▶ [What you should do]:
The required answer is a copy of each line in the entries below that includes "timestamp".

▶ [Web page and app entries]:
◇ ◇ ◇ ◇ ◇ ◇ ◇
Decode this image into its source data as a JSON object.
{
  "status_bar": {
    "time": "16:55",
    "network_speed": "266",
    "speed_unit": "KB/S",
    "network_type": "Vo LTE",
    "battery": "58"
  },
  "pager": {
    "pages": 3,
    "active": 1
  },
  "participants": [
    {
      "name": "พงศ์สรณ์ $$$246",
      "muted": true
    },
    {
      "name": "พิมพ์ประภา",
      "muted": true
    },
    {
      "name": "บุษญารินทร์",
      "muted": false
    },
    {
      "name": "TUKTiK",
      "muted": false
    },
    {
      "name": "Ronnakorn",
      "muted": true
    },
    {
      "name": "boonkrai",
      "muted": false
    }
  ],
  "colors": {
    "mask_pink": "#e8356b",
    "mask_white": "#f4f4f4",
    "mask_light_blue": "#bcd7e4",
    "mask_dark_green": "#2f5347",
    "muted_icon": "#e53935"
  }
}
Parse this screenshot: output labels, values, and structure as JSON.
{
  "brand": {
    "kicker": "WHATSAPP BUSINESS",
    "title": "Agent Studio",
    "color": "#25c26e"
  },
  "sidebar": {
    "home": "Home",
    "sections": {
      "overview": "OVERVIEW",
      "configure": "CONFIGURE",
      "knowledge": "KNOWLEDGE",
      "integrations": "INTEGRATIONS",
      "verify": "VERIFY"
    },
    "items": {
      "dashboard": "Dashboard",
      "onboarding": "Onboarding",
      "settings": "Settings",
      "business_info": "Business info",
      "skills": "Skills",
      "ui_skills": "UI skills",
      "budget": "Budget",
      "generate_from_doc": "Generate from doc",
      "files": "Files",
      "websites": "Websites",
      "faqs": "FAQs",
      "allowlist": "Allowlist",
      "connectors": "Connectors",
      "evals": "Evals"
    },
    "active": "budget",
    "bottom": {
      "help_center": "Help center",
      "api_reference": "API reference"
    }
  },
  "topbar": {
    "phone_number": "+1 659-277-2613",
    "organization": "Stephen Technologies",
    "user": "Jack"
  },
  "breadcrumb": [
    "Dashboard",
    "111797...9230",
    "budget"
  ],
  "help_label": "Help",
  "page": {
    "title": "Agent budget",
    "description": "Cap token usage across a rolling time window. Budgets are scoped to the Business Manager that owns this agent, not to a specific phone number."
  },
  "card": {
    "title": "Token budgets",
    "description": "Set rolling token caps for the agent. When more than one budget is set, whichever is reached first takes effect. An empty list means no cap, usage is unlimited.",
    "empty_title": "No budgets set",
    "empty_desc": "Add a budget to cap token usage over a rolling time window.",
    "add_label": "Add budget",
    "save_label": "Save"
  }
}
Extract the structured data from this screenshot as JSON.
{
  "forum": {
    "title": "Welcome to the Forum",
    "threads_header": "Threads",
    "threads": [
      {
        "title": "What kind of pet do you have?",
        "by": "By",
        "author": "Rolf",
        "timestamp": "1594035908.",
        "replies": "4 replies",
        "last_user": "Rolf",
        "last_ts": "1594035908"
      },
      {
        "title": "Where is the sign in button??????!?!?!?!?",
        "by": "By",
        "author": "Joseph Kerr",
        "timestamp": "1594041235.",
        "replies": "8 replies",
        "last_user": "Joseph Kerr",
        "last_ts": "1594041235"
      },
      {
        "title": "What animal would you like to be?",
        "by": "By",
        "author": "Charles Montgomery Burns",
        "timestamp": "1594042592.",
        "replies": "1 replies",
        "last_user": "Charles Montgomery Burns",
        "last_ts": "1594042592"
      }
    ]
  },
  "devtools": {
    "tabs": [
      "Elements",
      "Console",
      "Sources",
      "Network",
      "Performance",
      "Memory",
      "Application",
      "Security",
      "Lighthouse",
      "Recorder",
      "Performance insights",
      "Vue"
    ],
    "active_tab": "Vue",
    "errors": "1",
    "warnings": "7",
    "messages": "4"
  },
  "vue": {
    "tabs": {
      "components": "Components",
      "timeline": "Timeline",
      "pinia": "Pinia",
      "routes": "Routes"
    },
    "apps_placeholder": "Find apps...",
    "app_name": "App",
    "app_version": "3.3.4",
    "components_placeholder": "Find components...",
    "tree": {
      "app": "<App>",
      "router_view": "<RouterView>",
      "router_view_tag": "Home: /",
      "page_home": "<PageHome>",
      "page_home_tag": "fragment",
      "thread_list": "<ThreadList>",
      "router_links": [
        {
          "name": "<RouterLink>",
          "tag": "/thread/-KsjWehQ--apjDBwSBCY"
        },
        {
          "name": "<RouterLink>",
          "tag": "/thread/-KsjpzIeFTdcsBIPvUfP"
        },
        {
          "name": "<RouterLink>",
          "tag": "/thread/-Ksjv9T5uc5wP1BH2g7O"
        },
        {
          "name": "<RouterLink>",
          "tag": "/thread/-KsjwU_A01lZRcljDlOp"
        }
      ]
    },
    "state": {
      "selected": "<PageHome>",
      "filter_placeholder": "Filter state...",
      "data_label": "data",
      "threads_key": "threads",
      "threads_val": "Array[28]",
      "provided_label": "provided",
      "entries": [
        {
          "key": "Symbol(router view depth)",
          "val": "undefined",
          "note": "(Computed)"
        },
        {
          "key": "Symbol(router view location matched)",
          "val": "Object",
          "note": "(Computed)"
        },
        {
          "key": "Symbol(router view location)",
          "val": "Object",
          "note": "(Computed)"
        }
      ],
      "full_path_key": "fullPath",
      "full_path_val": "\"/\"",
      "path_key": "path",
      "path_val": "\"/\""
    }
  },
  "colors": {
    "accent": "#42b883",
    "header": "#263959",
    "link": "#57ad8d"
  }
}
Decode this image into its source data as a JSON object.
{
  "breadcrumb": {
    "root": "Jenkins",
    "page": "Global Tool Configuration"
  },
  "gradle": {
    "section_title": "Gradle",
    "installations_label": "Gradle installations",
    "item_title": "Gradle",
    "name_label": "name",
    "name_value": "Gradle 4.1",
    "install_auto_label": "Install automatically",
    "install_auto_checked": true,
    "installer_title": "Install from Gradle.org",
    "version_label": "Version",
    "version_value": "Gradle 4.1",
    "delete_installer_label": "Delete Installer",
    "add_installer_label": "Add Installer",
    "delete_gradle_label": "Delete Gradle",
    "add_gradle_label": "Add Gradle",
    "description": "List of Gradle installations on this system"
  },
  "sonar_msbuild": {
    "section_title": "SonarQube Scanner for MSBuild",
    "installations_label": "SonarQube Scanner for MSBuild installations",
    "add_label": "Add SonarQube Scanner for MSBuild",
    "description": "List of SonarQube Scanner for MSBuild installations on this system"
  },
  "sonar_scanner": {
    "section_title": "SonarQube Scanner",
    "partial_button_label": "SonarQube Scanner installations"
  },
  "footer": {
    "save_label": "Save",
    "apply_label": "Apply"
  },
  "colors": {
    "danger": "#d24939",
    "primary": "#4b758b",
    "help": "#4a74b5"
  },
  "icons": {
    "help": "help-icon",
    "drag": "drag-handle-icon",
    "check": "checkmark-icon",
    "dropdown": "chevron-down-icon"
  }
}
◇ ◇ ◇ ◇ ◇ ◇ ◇
▶ [Answer section]:
        "timestamp": "1594035908.",
        "timestamp": "1594041235.",
        "timestamp": "1594042592.",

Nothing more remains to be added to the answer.